The company is facing multiple headwinds as it struggles with its industrial portfolio. One risk it faces is that an economic recession in the United States could further stress its cash generation, which is already weakened recently due to heavy working capital needs related to new product launches in its power and aviation segments. Furthermore it could take years before the massive industrial segment can replace the earnings that GE Capital produced at its peak. Increasing market penetration in European countries is also a big challenge for GE in the near future.

General Electric (GE) was the worst performing member of the Dow this past quarter. The only reason GE shares saw a 6.5% jump last week was because rumors had spread that Warren Buffett might be jumping in to buy some shares in the distressed company.

But buying a stock based on a rumor is never a good idea. Besides, if the Oracle of Omaha were to invest in a company such as General Electric, he would probably not buy the same common shares as retail investors.

In fact, 10 years ago Buffett invested $3 billion in GE preferred stock. Preferred shares are superior to common stock, and GE had to pay 10% annual interest perpetually on Buffett’s stake in the company. If it wanted to get out, GE would have the option to repurchase Buffett’s preferred shares for a premium.

Last fall I mentioned in my post that GE was in a mess and it will take at least 3 or 4 quarters to turn the company around. After spinning off most of its financing division and selling its other assets, GE will still a manufacturing company primarily. Manufacturing in the U.S. is simply not growing like it did 50 years ago. In 1967 GE would have been a great investment to buy and hold.

But not so much today in 2018. Less than 10% of the U.S. economy is manufacturing. I suggested that investor should wait at least one year before looking at this company again. 3 months doesn’t change much. GE is still in much disarray. Maybe by the end of this year it will be in better financial shape but we shall see.

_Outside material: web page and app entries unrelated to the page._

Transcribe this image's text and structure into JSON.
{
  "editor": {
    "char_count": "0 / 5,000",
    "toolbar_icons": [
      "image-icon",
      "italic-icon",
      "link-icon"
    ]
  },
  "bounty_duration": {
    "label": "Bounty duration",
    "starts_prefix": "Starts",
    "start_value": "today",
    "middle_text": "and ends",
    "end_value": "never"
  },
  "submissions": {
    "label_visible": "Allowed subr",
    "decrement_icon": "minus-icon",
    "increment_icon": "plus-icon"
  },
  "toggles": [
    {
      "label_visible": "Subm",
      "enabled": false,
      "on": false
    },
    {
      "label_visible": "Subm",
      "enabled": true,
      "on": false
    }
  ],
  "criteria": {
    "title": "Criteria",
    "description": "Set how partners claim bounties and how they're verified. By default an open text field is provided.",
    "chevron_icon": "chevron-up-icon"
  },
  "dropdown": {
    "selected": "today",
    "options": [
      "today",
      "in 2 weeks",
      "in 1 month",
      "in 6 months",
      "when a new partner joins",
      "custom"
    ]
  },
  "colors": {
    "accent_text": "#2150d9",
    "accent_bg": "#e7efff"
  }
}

This author does not have any shares in GE and does not plan to own any within 72 hours of this post.

This article has been republished with permission from Modest Money.